Why Colonel Sartoris?

Allow me to explain the puzzling title. Colonel Sartoris is William Faulkner's greatest character. He exemplifies those values that his society cherishes, namely tradition, patriarchy, courtliness, and courage. Though modernity's slow march tries to strip him of these things, Sartoris continues to live as he always has, knowing that "the past is never dead. It's not even past." He seeks order in the honorable folkways and mores of his forbears. Let us not forget his example.

Friday, May 17, 2013

Oxford: Southern Picturebook

In trying to describe Oxford, I started to write all kinds of absurd hooks (e.g., "Do you ever wish life would slow down and say howdy?").  Although all of them were true, none of them worked.  They all sounded like promotions for planned communities a la Seaside or radio commercials for Blue Bell.  I honestly couldn't stomach these wrenching cliches as descriptions of something that I've come to dearly love and hold so closely.

But like I say, all of the cliches are true.  Life does in fact slow down.  People are as polite as I've ever seen (I consider myself painfully etiquette-bound, and I was struck by their politeness).  The town is leafy and green and emanates from a square that literally embodies tradition, cleanliness, morality, style, learning, and cuisine.

And all of it anchored by Ole Miss.  It's a campus grand in its modesty and stateliness.  The white columns and red brick are totally at home with themselves.  The architecture itself seems especially
organic, as Ole Miss's Greek Revival architecture takes its cue both from description and from proscription.  Descriptively, the campus sits miles from the Delta, described by some as "the most Southern place on Earth," where Greek Revival columns seem to grow from the ground like cypress trees.  And proscriptively, the buildings take their cue from the architecture of Plato's Athens--as do many universities, of course--but here they even label the focal point of the campus the "Lyceum."  I've rarely seen a campus get it this right.

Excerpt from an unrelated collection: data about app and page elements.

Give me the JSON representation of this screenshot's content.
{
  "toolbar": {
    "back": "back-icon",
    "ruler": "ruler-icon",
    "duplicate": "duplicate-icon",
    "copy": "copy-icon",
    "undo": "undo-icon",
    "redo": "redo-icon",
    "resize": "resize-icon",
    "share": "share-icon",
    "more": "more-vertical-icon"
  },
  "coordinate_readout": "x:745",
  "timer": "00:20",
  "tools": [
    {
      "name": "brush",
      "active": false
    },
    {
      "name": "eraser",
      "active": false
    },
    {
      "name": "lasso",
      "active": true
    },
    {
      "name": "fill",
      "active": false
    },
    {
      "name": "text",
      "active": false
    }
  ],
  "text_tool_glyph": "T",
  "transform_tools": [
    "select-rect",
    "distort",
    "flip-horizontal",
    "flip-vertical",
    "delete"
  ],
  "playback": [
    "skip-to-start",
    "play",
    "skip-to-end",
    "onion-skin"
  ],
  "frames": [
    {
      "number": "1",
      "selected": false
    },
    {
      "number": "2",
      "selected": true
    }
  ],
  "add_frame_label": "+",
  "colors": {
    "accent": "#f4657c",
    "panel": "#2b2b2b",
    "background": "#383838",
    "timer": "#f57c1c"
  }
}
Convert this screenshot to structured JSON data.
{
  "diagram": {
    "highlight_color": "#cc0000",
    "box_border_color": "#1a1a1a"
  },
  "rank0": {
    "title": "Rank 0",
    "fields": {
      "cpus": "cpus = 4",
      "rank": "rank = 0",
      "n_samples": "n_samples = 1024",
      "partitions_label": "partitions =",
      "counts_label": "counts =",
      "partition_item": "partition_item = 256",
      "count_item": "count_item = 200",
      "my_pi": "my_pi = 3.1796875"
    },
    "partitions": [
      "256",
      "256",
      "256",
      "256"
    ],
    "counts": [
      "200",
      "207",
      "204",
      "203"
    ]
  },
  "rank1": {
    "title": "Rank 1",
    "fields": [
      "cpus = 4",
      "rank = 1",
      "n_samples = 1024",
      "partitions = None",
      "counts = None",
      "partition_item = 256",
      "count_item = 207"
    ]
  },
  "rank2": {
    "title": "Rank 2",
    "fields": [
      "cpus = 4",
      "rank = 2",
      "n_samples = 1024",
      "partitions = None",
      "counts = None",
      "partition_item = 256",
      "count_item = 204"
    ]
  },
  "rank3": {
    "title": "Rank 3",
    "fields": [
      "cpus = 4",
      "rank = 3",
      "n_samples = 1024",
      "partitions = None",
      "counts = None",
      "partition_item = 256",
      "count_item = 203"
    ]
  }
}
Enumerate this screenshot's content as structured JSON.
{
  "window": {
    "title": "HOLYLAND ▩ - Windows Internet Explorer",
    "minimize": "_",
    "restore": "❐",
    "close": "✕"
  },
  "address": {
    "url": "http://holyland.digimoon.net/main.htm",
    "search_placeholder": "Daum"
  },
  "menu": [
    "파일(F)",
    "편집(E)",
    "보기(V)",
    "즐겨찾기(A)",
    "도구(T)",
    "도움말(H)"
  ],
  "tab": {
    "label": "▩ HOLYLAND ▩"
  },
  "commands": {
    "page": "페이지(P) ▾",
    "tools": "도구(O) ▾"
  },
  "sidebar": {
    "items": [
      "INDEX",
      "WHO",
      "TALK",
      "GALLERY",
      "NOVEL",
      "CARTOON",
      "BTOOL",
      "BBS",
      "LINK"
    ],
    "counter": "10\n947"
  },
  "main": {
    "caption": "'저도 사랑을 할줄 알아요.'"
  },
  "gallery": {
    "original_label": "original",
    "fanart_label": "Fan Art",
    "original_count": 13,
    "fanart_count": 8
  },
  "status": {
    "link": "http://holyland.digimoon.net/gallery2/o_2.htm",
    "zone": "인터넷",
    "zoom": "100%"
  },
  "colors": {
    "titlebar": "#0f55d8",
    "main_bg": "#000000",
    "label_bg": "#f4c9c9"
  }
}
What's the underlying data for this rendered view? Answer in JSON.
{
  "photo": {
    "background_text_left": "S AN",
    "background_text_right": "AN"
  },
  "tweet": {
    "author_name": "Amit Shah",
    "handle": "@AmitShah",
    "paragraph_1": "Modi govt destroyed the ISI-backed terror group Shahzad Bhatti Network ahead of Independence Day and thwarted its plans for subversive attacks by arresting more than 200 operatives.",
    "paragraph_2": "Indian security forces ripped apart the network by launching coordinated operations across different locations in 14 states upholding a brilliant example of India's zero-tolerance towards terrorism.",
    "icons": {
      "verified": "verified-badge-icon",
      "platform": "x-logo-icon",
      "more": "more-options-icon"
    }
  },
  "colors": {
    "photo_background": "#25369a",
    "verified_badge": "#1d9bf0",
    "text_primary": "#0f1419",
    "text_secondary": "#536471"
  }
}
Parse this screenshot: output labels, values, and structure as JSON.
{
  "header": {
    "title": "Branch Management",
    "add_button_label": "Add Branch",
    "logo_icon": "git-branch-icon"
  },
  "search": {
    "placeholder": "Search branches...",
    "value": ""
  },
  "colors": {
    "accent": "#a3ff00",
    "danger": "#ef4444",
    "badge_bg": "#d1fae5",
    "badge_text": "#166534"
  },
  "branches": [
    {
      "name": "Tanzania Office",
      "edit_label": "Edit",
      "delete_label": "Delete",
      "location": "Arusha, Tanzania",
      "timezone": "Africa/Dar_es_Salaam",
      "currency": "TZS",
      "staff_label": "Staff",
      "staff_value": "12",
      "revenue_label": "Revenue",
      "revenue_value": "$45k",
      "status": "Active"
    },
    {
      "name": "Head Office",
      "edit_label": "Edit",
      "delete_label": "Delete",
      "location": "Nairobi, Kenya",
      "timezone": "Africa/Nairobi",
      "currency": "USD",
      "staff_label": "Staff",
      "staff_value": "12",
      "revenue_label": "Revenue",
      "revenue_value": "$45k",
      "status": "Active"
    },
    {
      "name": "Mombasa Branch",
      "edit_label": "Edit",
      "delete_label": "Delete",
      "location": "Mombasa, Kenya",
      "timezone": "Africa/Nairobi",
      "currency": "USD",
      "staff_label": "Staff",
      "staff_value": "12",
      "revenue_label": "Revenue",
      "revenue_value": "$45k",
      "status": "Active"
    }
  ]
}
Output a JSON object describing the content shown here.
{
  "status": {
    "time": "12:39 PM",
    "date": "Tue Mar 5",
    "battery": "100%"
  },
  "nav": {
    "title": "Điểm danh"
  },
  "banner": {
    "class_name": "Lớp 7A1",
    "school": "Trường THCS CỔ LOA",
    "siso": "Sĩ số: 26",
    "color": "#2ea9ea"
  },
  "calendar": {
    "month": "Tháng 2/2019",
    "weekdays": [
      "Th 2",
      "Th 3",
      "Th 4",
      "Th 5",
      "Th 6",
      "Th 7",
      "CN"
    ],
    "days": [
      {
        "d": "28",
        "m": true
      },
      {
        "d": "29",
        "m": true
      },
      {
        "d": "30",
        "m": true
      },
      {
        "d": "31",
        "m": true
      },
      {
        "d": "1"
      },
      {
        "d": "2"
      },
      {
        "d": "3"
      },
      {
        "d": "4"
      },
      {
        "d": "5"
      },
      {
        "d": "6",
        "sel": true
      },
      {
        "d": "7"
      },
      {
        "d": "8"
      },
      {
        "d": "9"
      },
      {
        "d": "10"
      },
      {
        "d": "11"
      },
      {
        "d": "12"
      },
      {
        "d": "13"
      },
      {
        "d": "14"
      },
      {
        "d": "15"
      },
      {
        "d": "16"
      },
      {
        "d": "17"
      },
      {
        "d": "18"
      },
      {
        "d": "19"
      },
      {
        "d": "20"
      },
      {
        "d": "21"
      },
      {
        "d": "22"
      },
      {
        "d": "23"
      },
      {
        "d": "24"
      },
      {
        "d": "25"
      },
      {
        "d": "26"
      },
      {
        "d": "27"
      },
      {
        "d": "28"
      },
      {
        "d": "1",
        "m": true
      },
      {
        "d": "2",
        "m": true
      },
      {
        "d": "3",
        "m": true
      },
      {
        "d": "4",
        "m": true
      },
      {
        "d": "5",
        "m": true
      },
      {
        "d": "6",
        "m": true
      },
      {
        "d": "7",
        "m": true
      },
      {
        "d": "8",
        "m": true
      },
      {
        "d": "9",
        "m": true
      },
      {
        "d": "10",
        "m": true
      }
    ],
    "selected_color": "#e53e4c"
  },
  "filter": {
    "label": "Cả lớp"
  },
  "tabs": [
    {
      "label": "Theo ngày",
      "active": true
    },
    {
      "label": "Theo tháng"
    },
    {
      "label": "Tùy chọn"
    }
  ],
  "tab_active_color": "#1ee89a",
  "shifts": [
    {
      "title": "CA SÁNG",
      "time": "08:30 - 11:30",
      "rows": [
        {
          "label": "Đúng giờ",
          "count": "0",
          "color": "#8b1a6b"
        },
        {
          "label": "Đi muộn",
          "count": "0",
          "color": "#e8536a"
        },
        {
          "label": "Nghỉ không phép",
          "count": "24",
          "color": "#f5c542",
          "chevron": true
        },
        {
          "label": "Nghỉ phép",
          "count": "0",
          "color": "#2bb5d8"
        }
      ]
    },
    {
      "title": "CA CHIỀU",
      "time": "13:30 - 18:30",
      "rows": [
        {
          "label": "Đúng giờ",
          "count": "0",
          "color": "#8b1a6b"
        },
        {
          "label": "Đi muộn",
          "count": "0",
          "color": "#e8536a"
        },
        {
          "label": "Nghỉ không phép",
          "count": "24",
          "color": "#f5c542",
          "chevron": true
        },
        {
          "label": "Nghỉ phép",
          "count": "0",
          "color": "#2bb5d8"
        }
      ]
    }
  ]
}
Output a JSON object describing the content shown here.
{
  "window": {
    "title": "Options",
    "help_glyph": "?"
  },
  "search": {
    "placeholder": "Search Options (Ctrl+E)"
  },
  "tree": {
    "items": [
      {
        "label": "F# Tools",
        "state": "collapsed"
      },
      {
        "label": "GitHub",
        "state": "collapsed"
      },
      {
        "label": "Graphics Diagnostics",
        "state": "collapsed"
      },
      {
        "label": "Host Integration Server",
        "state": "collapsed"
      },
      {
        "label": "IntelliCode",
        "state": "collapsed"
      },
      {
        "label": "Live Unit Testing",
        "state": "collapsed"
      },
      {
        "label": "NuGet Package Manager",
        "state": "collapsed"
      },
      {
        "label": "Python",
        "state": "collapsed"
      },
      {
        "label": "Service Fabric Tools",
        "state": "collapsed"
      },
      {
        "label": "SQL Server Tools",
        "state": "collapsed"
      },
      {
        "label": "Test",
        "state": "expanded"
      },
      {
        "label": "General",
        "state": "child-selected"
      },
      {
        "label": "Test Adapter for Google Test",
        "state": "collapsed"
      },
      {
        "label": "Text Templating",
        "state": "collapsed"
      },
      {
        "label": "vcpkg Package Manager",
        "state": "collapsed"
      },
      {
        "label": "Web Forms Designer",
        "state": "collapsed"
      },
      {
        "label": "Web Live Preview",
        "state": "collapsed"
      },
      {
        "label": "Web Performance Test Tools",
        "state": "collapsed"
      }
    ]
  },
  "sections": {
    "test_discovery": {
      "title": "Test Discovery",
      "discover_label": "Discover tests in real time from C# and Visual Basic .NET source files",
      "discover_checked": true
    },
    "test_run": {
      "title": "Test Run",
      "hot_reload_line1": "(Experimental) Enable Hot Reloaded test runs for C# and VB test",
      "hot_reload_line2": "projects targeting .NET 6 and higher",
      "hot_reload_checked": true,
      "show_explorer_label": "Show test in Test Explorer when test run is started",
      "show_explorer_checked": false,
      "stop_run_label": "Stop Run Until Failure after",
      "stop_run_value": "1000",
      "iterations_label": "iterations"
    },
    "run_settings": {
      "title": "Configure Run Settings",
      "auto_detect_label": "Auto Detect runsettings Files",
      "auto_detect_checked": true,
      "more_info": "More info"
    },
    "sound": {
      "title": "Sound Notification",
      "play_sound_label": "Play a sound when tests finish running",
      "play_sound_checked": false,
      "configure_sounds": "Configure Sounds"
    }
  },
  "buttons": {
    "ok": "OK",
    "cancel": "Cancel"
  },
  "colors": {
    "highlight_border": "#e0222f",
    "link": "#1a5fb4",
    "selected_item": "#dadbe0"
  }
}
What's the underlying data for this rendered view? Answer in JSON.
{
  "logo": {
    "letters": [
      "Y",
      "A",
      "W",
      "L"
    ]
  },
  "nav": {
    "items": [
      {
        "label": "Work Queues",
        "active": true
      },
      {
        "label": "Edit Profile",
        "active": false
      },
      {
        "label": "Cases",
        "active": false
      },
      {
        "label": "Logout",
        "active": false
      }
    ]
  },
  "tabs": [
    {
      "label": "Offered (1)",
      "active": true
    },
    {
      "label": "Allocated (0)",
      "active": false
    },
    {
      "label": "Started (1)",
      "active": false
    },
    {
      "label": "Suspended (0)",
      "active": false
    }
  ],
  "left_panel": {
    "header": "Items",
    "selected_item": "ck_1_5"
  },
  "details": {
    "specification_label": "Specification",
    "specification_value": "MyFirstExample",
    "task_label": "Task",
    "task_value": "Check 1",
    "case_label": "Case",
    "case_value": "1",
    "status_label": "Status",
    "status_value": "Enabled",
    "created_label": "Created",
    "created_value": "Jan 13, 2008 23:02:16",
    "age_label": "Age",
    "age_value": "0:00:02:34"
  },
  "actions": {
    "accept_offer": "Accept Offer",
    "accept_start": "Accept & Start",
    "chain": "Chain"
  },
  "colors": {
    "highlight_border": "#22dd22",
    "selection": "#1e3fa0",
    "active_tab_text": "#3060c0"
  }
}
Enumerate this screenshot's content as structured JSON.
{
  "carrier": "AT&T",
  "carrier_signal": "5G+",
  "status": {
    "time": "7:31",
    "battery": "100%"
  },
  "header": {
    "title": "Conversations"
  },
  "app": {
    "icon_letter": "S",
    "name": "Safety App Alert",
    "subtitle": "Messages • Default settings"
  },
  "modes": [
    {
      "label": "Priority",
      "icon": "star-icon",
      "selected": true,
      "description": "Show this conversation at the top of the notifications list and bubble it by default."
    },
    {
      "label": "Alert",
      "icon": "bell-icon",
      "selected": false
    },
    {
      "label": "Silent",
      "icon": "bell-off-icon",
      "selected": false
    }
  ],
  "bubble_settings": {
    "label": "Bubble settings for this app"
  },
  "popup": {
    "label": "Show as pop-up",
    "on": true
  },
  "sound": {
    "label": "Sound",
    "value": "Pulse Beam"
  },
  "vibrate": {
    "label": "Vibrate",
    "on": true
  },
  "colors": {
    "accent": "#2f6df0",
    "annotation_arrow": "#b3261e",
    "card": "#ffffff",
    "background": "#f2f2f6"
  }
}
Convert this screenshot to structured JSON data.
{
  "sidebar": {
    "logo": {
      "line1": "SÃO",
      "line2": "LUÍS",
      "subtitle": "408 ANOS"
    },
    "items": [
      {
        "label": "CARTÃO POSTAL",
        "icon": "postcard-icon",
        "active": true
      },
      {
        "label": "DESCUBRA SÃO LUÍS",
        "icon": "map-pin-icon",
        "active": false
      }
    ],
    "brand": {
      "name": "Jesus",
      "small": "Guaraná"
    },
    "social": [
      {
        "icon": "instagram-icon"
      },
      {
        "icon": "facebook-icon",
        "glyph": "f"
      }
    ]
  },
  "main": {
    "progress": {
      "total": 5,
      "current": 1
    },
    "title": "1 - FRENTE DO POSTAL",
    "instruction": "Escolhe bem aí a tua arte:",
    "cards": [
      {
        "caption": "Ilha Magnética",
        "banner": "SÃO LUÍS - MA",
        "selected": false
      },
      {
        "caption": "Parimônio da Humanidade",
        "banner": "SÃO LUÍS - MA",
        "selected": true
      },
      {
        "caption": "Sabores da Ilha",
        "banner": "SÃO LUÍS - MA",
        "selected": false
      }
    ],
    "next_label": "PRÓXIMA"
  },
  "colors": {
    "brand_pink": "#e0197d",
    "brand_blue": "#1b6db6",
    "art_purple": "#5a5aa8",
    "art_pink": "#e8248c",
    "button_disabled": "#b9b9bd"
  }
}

There should be more to come, but I could go on for hours about Ole Miss's effort to right wrongs, wright leaders, and right its pigskin ship.  But it's enough, for now, to revel in Oxford's near perfection.